I think my soccer theme worked out really well.  My teammates loved being featured and I would post the article onto their facebook pages. I would actually get comments from my other friends saying how they saw my blog and thought it was really cool.  Getting feedback from non classmates was probably the best because they weren't getting graded for reading and commenting! My mom also commented here and there... but I'm not sure if that counts. Unfortunately our season didn't go quite as long as we had hoped for, so that kind of cut my blog short. Last year we had a thriller of a tournament, upsetting the first seeded team in penatly kicks, coming back to tie the championship game with less than 2 mins left, and going to TN for the NCAA tournament. I was hoping to be able to share an awesome story like that, but that's the way the cookie crumbles. At least I have a crazy ankle injury to share, although I'm not sure how interesting that is to anyone else lol.

As for the assignments, I definitely had some frustration producing some of them! The videos were especially hard for me. I remember downloading tons of different converters, and I finally got it right after several hours of struggling with it. Meanwhile, I kept getting a pop up saying that I'm running out of disk space on my computer.  My computer was running so slowly, and It was nearly impossible to edit the video.  Immediately after I finished the first video project, I deleted everything I had downloaded in hopes of freeing up some space and having my computer run at a normal speed again.  I'm sure you could imagine my frustration when I heard we had yet another video project.

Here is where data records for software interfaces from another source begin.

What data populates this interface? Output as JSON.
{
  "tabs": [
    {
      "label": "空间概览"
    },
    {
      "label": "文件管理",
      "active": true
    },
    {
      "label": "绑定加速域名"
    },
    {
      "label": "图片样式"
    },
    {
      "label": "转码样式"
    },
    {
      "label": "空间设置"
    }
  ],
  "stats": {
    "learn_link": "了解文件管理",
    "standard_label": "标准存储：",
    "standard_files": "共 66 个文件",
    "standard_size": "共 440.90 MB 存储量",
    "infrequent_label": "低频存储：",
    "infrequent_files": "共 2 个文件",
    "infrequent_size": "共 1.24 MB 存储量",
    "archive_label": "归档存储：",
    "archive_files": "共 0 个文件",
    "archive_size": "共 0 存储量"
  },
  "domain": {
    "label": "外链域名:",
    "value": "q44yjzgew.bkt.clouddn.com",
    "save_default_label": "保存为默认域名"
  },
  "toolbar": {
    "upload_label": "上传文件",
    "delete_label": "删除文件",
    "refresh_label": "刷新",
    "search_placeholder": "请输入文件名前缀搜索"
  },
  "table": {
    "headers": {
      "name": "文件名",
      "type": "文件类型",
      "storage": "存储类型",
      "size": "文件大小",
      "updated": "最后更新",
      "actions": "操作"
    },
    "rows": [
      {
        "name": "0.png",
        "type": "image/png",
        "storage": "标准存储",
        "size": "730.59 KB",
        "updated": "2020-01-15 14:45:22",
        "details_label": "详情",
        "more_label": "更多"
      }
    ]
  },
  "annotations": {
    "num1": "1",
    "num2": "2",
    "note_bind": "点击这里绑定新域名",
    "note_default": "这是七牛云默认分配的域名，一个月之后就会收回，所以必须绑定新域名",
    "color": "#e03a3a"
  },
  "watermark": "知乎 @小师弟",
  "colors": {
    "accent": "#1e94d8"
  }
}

Despite my frustration with the video, I really liked adding the commentary.  I thought that project was a lot of fun.  The Mash Up was pretty challenging for me. I had so many ideas that I wanted to do, but didn't quite have to right technology to make it all happen.  If I had unlimited amounts of time to complete that project, I would have been very meticulous and worked for perfection. After struggling with the converters, I was slightly fed up and started to become unmotivated. I really liked making the google map project, even if it was boring for other people to watch. I liked Wes' idea of exploring somewhere new, instead of discussing somewhere familiar. The audio stories were pretty cool, along with the image stories.  I think the best part about the image stories is that they are short and sweet.  Anything that is longer than 5 minutes looked a little daunting to watch, and I know half of my stuff was longer than that. Maybe if they were shorter more people would have read and commented.

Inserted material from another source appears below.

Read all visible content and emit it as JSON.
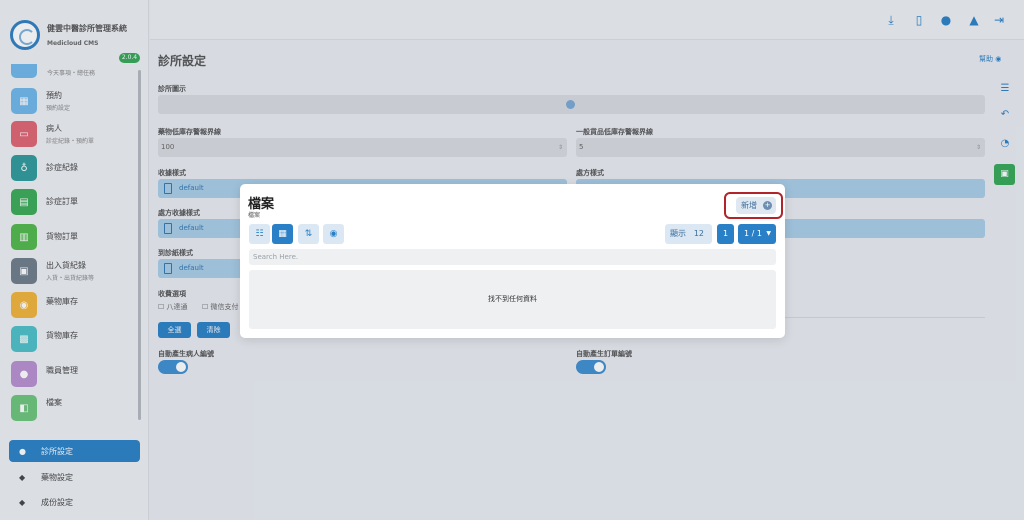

As for reading other peoples blogs, I really enjoyed many of my classmate's projects. I REALLY wish I knew who everyone was in person though! There were times where I would get caught up in checking out everyone's new posts, that I would stay up really late reading and commenting. I loved doing it!  I think if I had taken this as a summer course when I had a lot more free time, I would have been able to read and comment more often. This course along with several upper level bio and chem classes is maybe a little bit of a time crunch.  Also, after spending hours fighting video converters, the last thing I want to do is read someone's blog or even think about ds106...

Overall, I really enjoyed this class and producing my blog. I'm glad that I was exposed to flickr, twitter, audacity, and windows moviemaker. What other class would require you to make a twitter account?? I already have and will continue to recommend this class to my friends.  I think one aspect of this class which made it so successful was Professor Groom's enthusiasm. I think it was because of his excitement that we were able to produce some pretty sweet projects. So, thank you for pushing us and setting the bar high.  As for the fate of my blog, I'm going to continue to update it over the next month while at my physical therapy internship in Reston.  This is so my faculty advisor can keep up with what I am doing to give me credit for the volunteer work.

Peace out ds106, it's been quite a ride!